Sessions and Trump have sent many messages that the federal government is getting out of the business of investigating police brutality and racism.  What better forum to do that than in than the Slager case, probably the most blatantly unjustified police shooting of the past five years?

  1. What About Sentencing?

 As noted, the plea agreement leaves the guidelines calculation open, so to evaluate the possible sentence, we have to do the calculation ourselves.  It’s pretty straightforward.  You look up the charged offense (18 U.S.C. § 242), and you get 2H1.1 as your guideline.  Section 2H1.1(a) tells you to use the base offense level applicable to the underlying criminal act.  Then 2H1.1(b) tells you to increase by 6 if the act was committed under color of law (which it was).  Then you take off 3 for acceptance of responsibility.

So what’s the underlying act?  The government says it intends to ask the court to use the guideline for second-degree murder (section 2A1.2).  That’s a base offense level of 38. Add 6 and subtract 3 and you’re at level 41: 324-405 months.  (324 months is 27 years.)  The government also says it wants to ask for the obstruction-of-justice adjustment, which would add another 2 levels.  That would take us to level 43, which is life.

But the plea agreement does not specify any agreement by the parties as to what the predicate offense (and thus the base level) should be.  Slager will no doubt argue vigorously that the Court should use manslaughter, not murder, for the reasons given above.

That would make a huge difference.  If the judge agrees with Slager, and uses the manslaughter guideline, and not the murder guideline, to set the base level, then we’re at a base level 29 (2A1.3).  When we add 6 for “color of law,” and subtract 3 for acceptance, we’re at a level 32.  At Criminal History Level I (where Slager is), that’s 121 to 151 months.  So a low-end sentence would be ten years and one month, of which he’d do 80%.  Meaning he’s out in 96 months, or eight years.

Slager could even go further, and argue that his conduct was merely “reckless,” and thus the underlying predicate offense should be involuntary manslaughter, and the base offense level should be only 18.  18 plus 3 is 21, which gets you a range of 37-46 months.  Add 3 levels for obstruction and you’re still only at 51-63 months.

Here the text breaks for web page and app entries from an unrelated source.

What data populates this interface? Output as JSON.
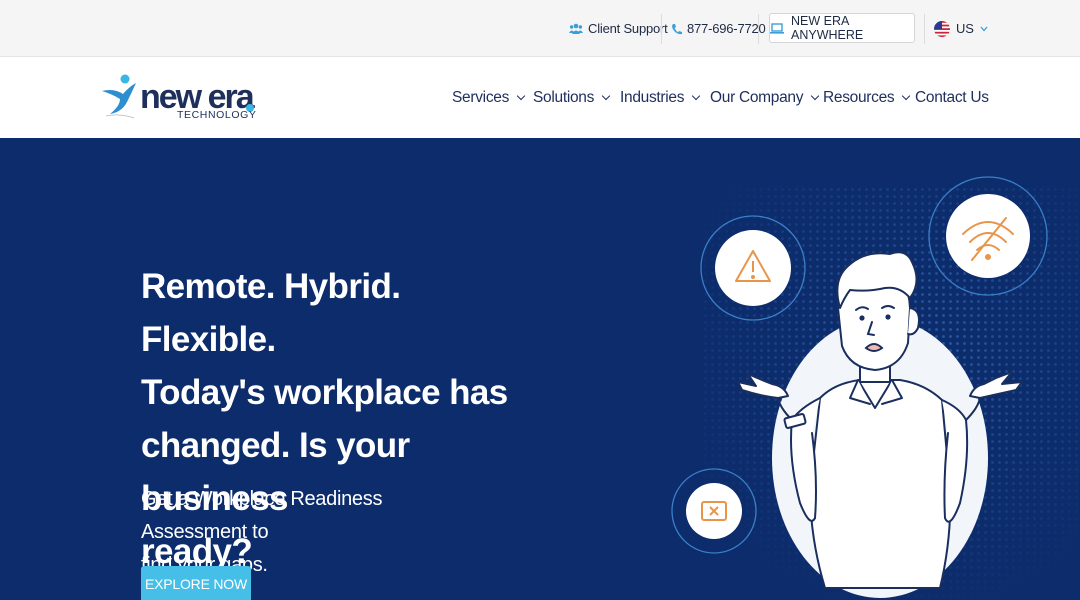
{
  "topbar": {
    "client_support": "Client Support",
    "phone": "877-696-7720",
    "anywhere": "NEW ERA ANYWHERE",
    "region": "US"
  },
  "logo": {
    "name": "new era",
    "subtitle": "TECHNOLOGY"
  },
  "nav": {
    "items": [
      {
        "label": "Services",
        "has_dropdown": true
      },
      {
        "label": "Solutions",
        "has_dropdown": true
      },
      {
        "label": "Industries",
        "has_dropdown": true
      },
      {
        "label": "Our Company",
        "has_dropdown": true
      },
      {
        "label": "Resources",
        "has_dropdown": true
      },
      {
        "label": "Contact Us",
        "has_dropdown": false
      }
    ]
  },
  "hero": {
    "headline_lines": [
      "Remote. Hybrid. Flexible.",
      "Today's workplace has",
      "changed. Is your business",
      "ready?"
    ],
    "subline_lines": [
      "Get a Workplace Readiness Assessment to",
      "find your gaps."
    ],
    "cta": "EXPLORE NOW"
  },
  "colors": {
    "hero_bg": "#0d2c6b",
    "accent": "#45bfe8",
    "brand_text": "#1e2f5c",
    "icon_orange": "#e8954a"
  },
  "icons": [
    "people-icon",
    "phone-icon",
    "laptop-icon",
    "us-flag-icon",
    "warning-icon",
    "no-wifi-icon",
    "error-x-icon"
  ]
}
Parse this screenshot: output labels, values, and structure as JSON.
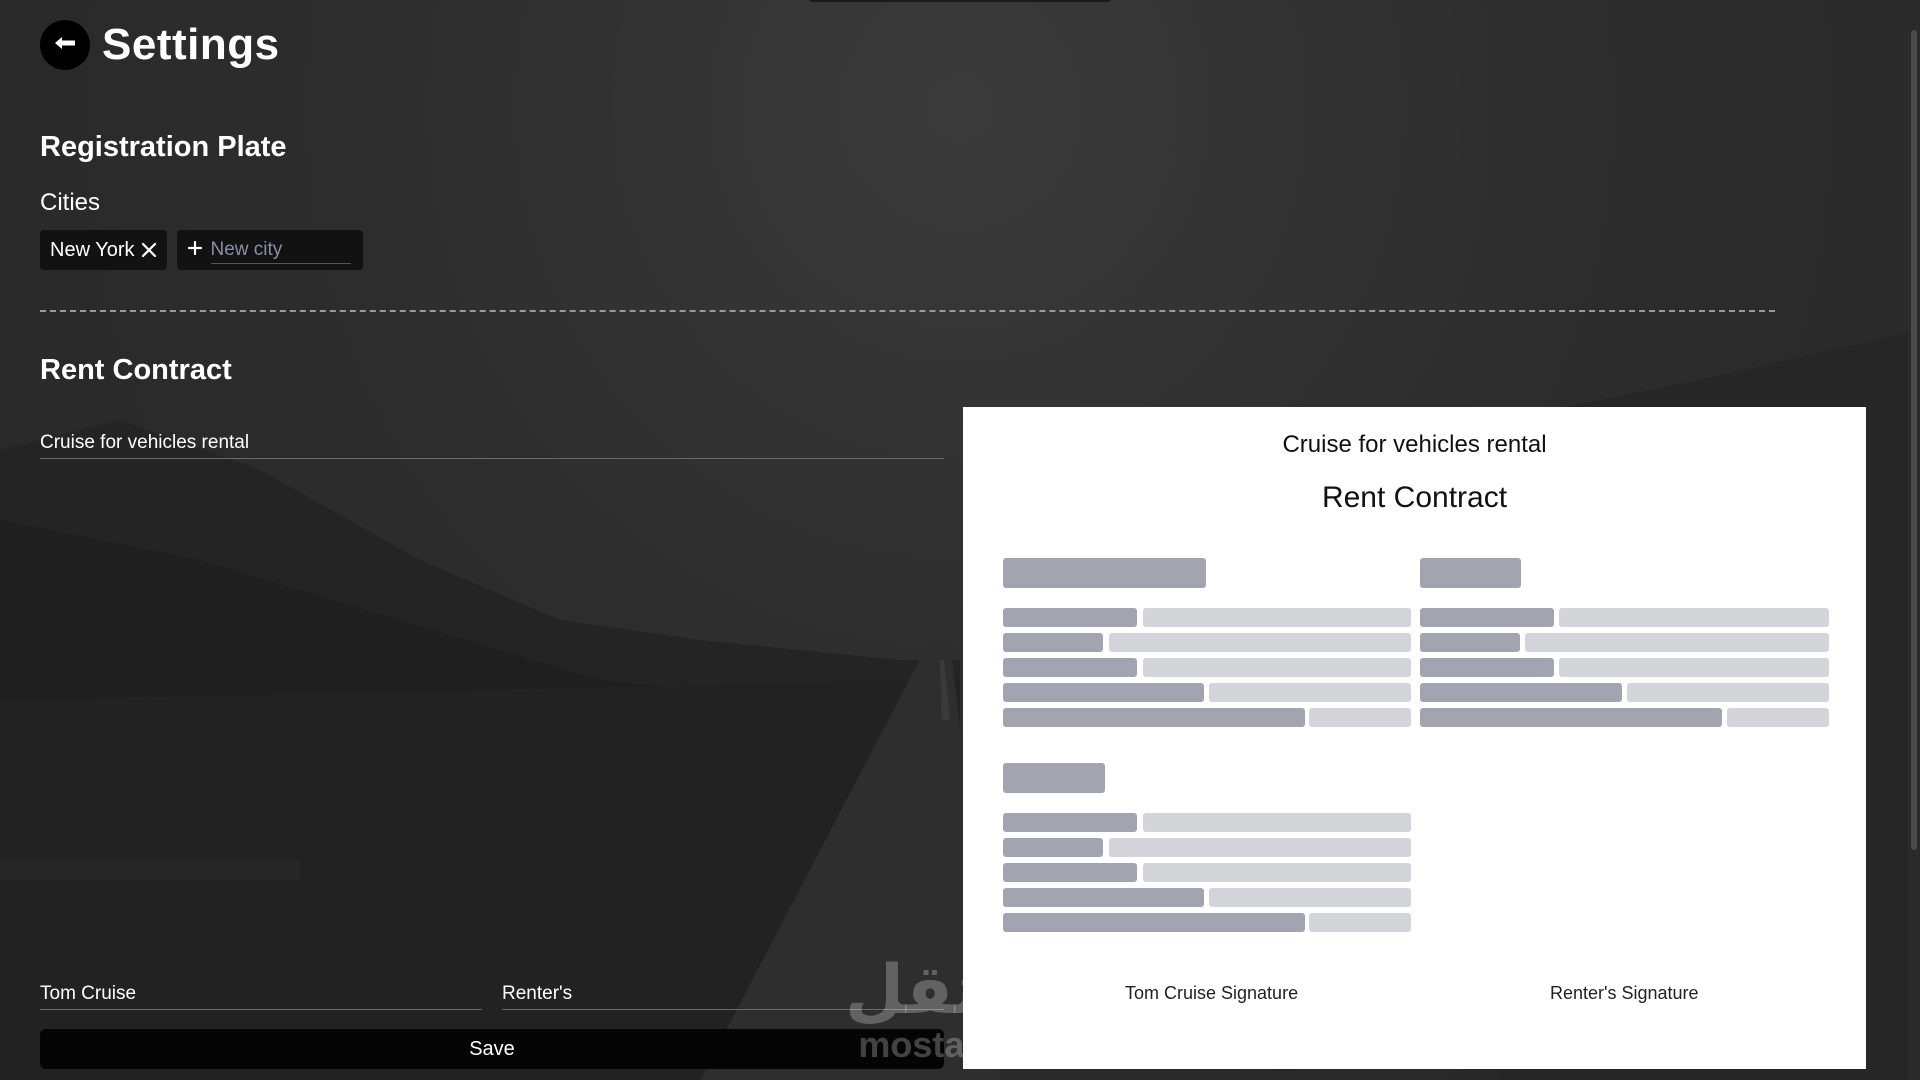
{
  "header": {
    "title": "Settings"
  },
  "registration": {
    "title": "Registration Plate",
    "cities_label": "Cities",
    "cities": [
      "New York"
    ],
    "new_city_placeholder": "New city"
  },
  "rent_contract": {
    "title": "Rent Contract",
    "company_value": "Cruise for vehicles rental",
    "owner_signature_value": "Tom Cruise",
    "renter_signature_value": "Renter's"
  },
  "actions": {
    "save_label": "Save"
  },
  "preview": {
    "company": "Cruise for vehicles rental",
    "title": "Rent Contract",
    "owner_signature": "Tom Cruise Signature",
    "renter_signature": "Renter's Signature"
  },
  "watermark": {
    "arabic": "مستقل",
    "latin": "mostaql.com"
  },
  "icons": {
    "back": "arrow-left-icon",
    "remove": "close-icon",
    "add": "plus-icon"
  },
  "colors": {
    "background": "#2b2b2b",
    "chip": "#121212",
    "placeholder": "#8a8fa6",
    "preview_bar_dark": "#a2a5b0",
    "preview_bar_light": "#d3d5db"
  }
}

I think it’s unlikely that the court would go all the way down to involuntary manslaughter. But Slager could certainly argue for it—the factual basis, recall, does not include any admission that he intended to kill Scott.  But I think voluntary manslaugher is a real possibility.  That means there’s a real possibility that we see a 121-month sentence.

Conclusion: Why?

Under the plea agreement, the State is bound to dismiss the murder charge when Slager pleads—not when he’s sentenced.  So if the federal sentence is low, the State will be powerless to take any steps to get a stiffer sentence.  I don’t understand why the state agreed to that.

Until some South Carolina public official comes forward and says otherwise, this is a crime that the State of South Carolina believes was first degree murder, punishable by life in prison or execution.  If the State thought that a life sentence, or death, was appropriate in its murder case, and the judge only gives Slager ten years on the civil rights case, then the State has thrown away any opportunity to retry the murder case and get the justice it believes it is due.

Is the State willing to say publicly, right now, that it thinks eight years is enough time for this crimeIf not, they shouldn’t have signed onto this deal.

Which makes you wonder how committed the state government was to the Slager prosecution.  I’m sure at some point we’ll get some inside leaks about the decision-making process in DC and South Carolina.  Time will tell.

Editor’s Note: For ‘eight oddities’ worth noting in the plea agreement, click on the attached

Caleb Mason is a partner at Brown, White and Osborn in Los Angeles, a former federal prosecutor, and a regular contributor to TCR. He welcomes readers’ comments.

 

 

 

from https://thecrimereport.org